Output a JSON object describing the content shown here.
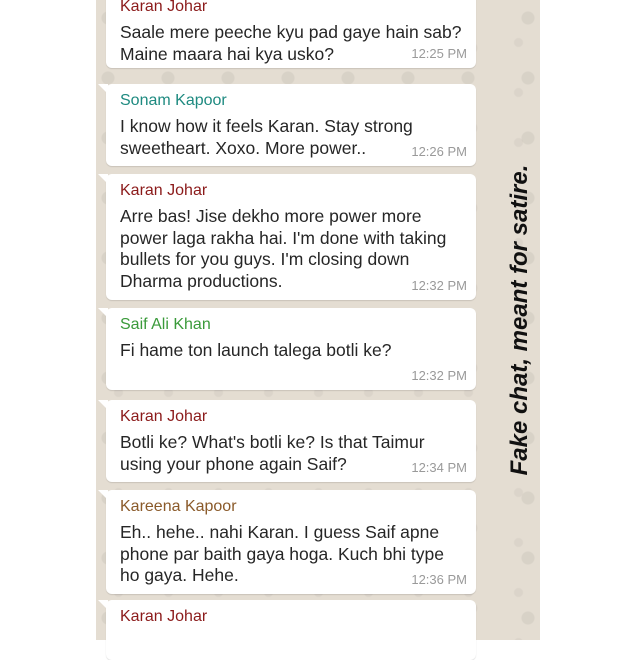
{
  "messages": [
    {
      "sender": "Karan Johar",
      "sender_color": "#8b1a1a",
      "text": "Saale mere peeche kyu pad gaye hain sab? Maine maara hai kya usko?",
      "time": "12:25 PM"
    },
    {
      "sender": "Sonam Kapoor",
      "sender_color": "#1e8a80",
      "text": "I know how it feels Karan. Stay strong sweetheart. Xoxo. More power..",
      "time": "12:26 PM"
    },
    {
      "sender": "Karan Johar",
      "sender_color": "#8b1a1a",
      "text": "Arre bas! Jise dekho more power more power laga rakha hai. I'm done with taking bullets for you guys. I'm closing down Dharma productions.",
      "time": "12:32 PM"
    },
    {
      "sender": "Saif Ali Khan",
      "sender_color": "#3a9a3a",
      "text": "Fi hame ton launch talega botli ke?",
      "time": "12:32 PM"
    },
    {
      "sender": "Karan Johar",
      "sender_color": "#8b1a1a",
      "text": "Botli ke? What's botli ke? Is that Taimur using your phone again Saif?",
      "time": "12:34 PM"
    },
    {
      "sender": "Kareena Kapoor",
      "sender_color": "#8a5a2a",
      "text": "Eh.. hehe.. nahi Karan. I guess Saif apne phone par baith gaya hoga. Kuch bhi type ho gaya. Hehe.",
      "time": "12:36 PM"
    },
    {
      "sender": "Karan Johar",
      "sender_color": "#8b1a1a",
      "text": "",
      "time": ""
    }
  ],
  "side_note": "Fake chat, meant for satire.",
  "colors": {
    "chat_background": "#e4ddd2",
    "bubble": "#ffffff",
    "timestamp": "#9a9a9a"
  }
}
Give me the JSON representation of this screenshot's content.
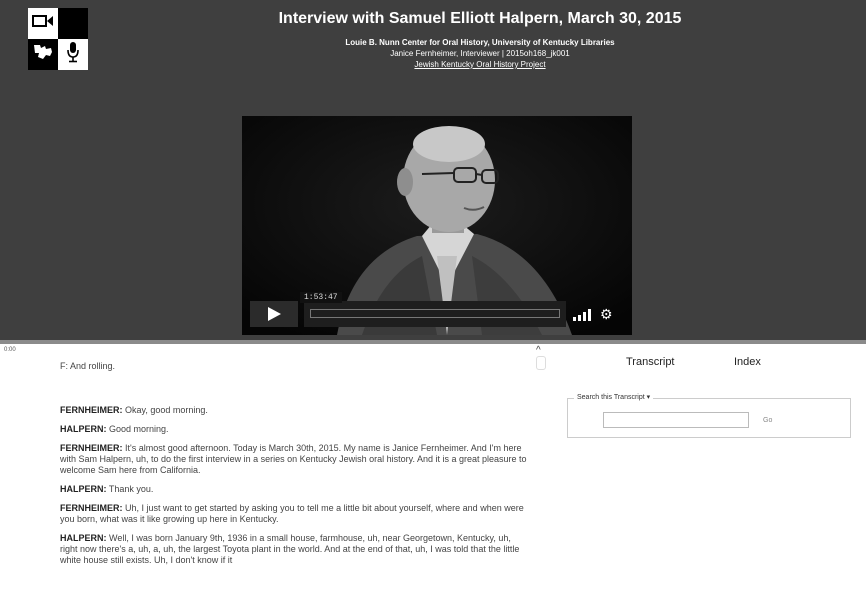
{
  "header": {
    "title": "Interview with Samuel Elliott Halpern, March 30, 2015",
    "institution": "Louie B. Nunn Center for Oral History, University of Kentucky Libraries",
    "interviewer_line": "Janice Fernheimer, Interviewer | 2015oh168_jk001",
    "project_link": "Jewish Kentucky Oral History Project"
  },
  "logo": {
    "icons": [
      "video-camera-icon",
      "kentucky-state-icon",
      "microphone-icon"
    ]
  },
  "video": {
    "time_tooltip": "1:53:47",
    "icons": [
      "play-icon",
      "volume-bars-icon",
      "gear-icon"
    ]
  },
  "transcript_view": {
    "start_time": "0:00",
    "first_line": "F: And rolling.",
    "paragraphs": [
      {
        "speaker": "FERNHEIMER:",
        "text": " Okay, good morning."
      },
      {
        "speaker": "HALPERN:",
        "text": " Good morning."
      },
      {
        "speaker": "FERNHEIMER:",
        "text": " It's almost good afternoon. Today is March 30th, 2015. My name is Janice Fernheimer. And I'm here with Sam Halpern, uh, to do the first interview in a series on Kentucky Jewish oral history. And it is a great pleasure to welcome Sam here from California."
      },
      {
        "speaker": "HALPERN:",
        "text": " Thank you."
      },
      {
        "speaker": "FERNHEIMER:",
        "text": " Uh, I just want to get started by asking you to tell me a little bit about yourself, where and when were you born, what was it like growing up here in Kentucky."
      },
      {
        "speaker": "HALPERN:",
        "text": " Well, I was born January 9th, 1936 in a small house, farmhouse, uh, near Georgetown, Kentucky, uh, right now there's a, uh, a, uh, the largest Toyota plant in the world. And at the end of that, uh, I was told that the little white house still exists. Uh, I don't know if it"
      }
    ]
  },
  "tabs": {
    "transcript": "Transcript",
    "index": "Index"
  },
  "search": {
    "legend": "Search this Transcript ▾",
    "value": "",
    "placeholder": "",
    "go_label": "Go"
  }
}
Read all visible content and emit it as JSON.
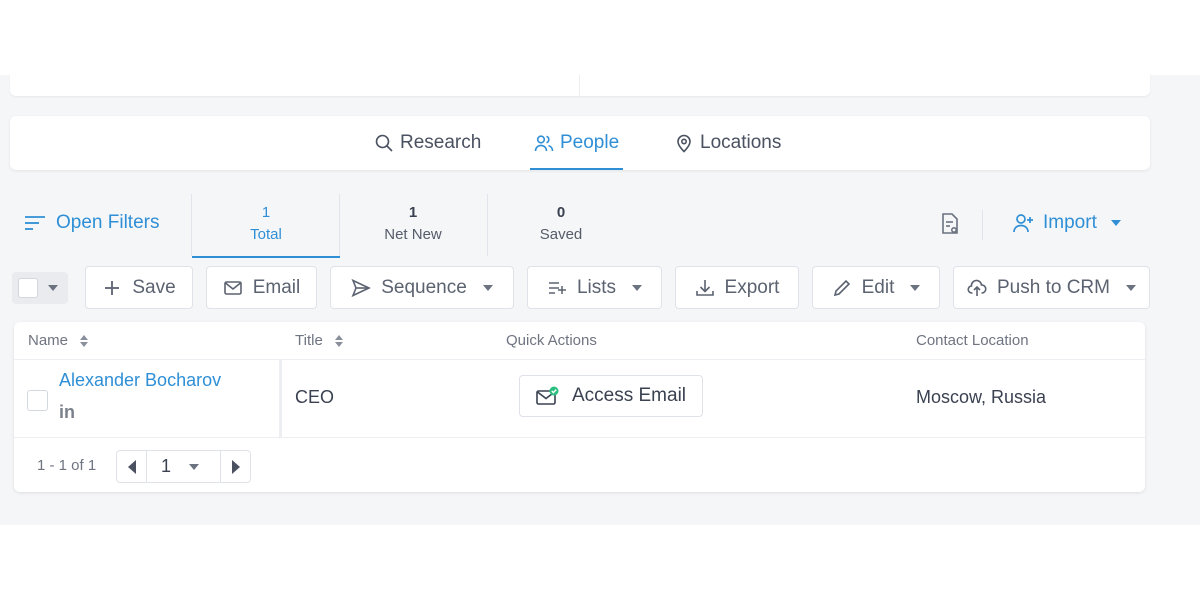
{
  "colors": {
    "accent": "#2f8fd6",
    "text": "#3a4150",
    "muted": "#6e7480",
    "canvas": "#f5f6f8",
    "success": "#2bbf7f"
  },
  "tabs": [
    {
      "label": "Research",
      "icon": "search-icon",
      "active": false
    },
    {
      "label": "People",
      "icon": "people-icon",
      "active": true
    },
    {
      "label": "Locations",
      "icon": "location-pin-icon",
      "active": false
    }
  ],
  "filters": {
    "label": "Open Filters",
    "icon": "filter-lines-icon"
  },
  "stats": [
    {
      "value": "1",
      "label": "Total",
      "active": true
    },
    {
      "value": "1",
      "label": "Net New",
      "active": false
    },
    {
      "value": "0",
      "label": "Saved",
      "active": false
    }
  ],
  "header_actions": {
    "doc_icon": "document-settings-icon",
    "import_label": "Import",
    "import_icon": "add-user-icon"
  },
  "toolbar": {
    "save": "Save",
    "email": "Email",
    "sequence": "Sequence",
    "lists": "Lists",
    "export": "Export",
    "edit": "Edit",
    "push_to_crm": "Push to CRM"
  },
  "table": {
    "columns": [
      "Name",
      "Title",
      "Quick Actions",
      "Contact Location"
    ],
    "rows": [
      {
        "name": "Alexander Bocharov",
        "social": "in",
        "title": "CEO",
        "quick_action": "Access Email",
        "location": "Moscow, Russia"
      }
    ]
  },
  "pagination": {
    "range": "1 - 1 of 1",
    "page": "1"
  }
}
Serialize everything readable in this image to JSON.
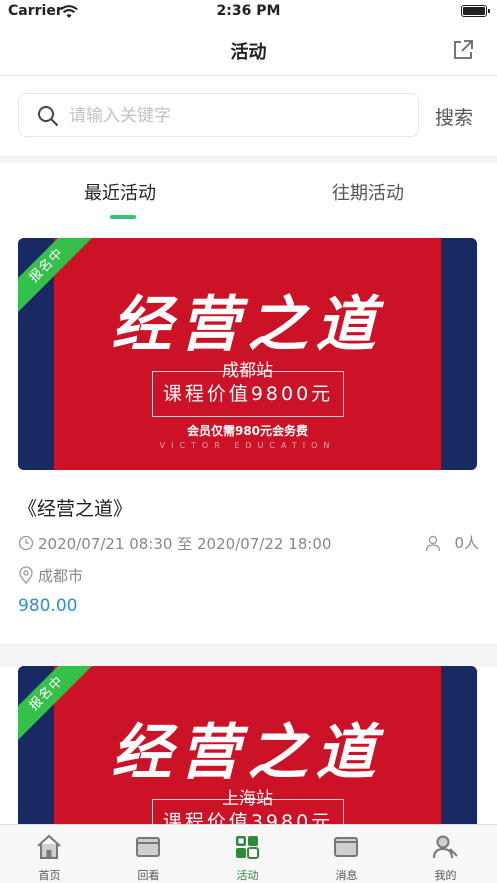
{
  "status_bar": {
    "carrier": "Carrier",
    "time": "2:36 PM"
  },
  "nav": {
    "title": "活动"
  },
  "search": {
    "placeholder": "请输入关键字",
    "button_label": "搜索"
  },
  "tabs": [
    {
      "label": "最近活动",
      "active": true
    },
    {
      "label": "往期活动",
      "active": false
    }
  ],
  "events": [
    {
      "banner": {
        "title": "经营之道",
        "city": "成都站",
        "price_text": "课程价值9800元",
        "member_text": "会员仅需980元会务费",
        "brand_text": "VICTOR EDUCATION",
        "badge": "报名中"
      },
      "title": "《经营之道》",
      "time": "2020/07/21 08:30 至 2020/07/22 18:00",
      "attendees": "0人",
      "location": "成都市",
      "price": "980.00"
    },
    {
      "banner": {
        "title": "经营之道",
        "city": "上海站",
        "price_text": "课程价值3980元",
        "badge": "报名中"
      }
    }
  ],
  "tab_bar": [
    {
      "label": "首页",
      "icon": "home-icon"
    },
    {
      "label": "回看",
      "icon": "replay-icon"
    },
    {
      "label": "活动",
      "icon": "activity-icon",
      "active": true
    },
    {
      "label": "消息",
      "icon": "message-icon"
    },
    {
      "label": "我的",
      "icon": "profile-icon"
    }
  ],
  "colors": {
    "accent_green": "#35c27a",
    "banner_red": "#cc1226",
    "banner_navy": "#172a63",
    "price_blue": "#2f8ed9",
    "tab_active": "#2c8a39"
  }
}
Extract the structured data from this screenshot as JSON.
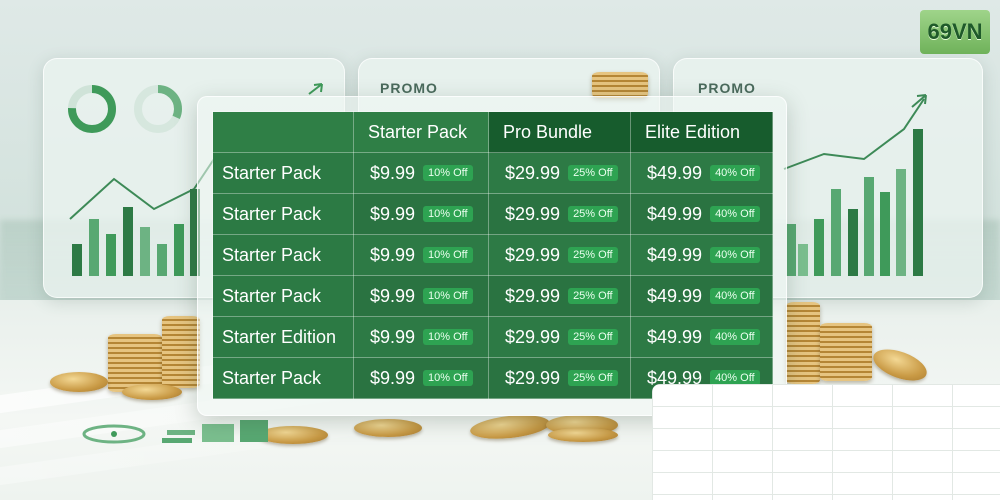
{
  "brand": {
    "logo_text": "69VN"
  },
  "panels": {
    "center_promo": "PROMO",
    "right_promo": "PROMO"
  },
  "table": {
    "headers": [
      "Starter Pack",
      "Pro Bundle",
      "Elite Edition"
    ],
    "rows": [
      {
        "label": "Starter Pack",
        "cells": [
          {
            "price": "$9.99",
            "badge": "10% Off"
          },
          {
            "price": "$29.99",
            "badge": "25% Off"
          },
          {
            "price": "$49.99",
            "badge": "40% Off"
          }
        ]
      },
      {
        "label": "Starter Pack",
        "cells": [
          {
            "price": "$9.99",
            "badge": "10% Off"
          },
          {
            "price": "$29.99",
            "badge": "25% Off"
          },
          {
            "price": "$49.99",
            "badge": "40% Off"
          }
        ]
      },
      {
        "label": "Starter Pack",
        "cells": [
          {
            "price": "$9.99",
            "badge": "10% Off"
          },
          {
            "price": "$29.99",
            "badge": "25% Off"
          },
          {
            "price": "$49.99",
            "badge": "40% Off"
          }
        ]
      },
      {
        "label": "Starter Pack",
        "cells": [
          {
            "price": "$9.99",
            "badge": "10% Off"
          },
          {
            "price": "$29.99",
            "badge": "25% Off"
          },
          {
            "price": "$49.99",
            "badge": "40% Off"
          }
        ]
      },
      {
        "label": "Starter Edition",
        "cells": [
          {
            "price": "$9.99",
            "badge": "10% Off"
          },
          {
            "price": "$29.99",
            "badge": "25% Off"
          },
          {
            "price": "$49.99",
            "badge": "40% Off"
          }
        ]
      },
      {
        "label": "Starter Pack",
        "cells": [
          {
            "price": "$9.99",
            "badge": "10% Off"
          },
          {
            "price": "$29.99",
            "badge": "25% Off"
          },
          {
            "price": "$49.99",
            "badge": "40% Off"
          }
        ]
      }
    ]
  },
  "colors": {
    "table_green": "#2c7a44",
    "header_dark": "#175c2d",
    "badge_green": "#2ea352",
    "chart_green": "#3f9a5a"
  }
}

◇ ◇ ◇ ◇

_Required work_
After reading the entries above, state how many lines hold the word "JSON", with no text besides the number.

_Answer section_
5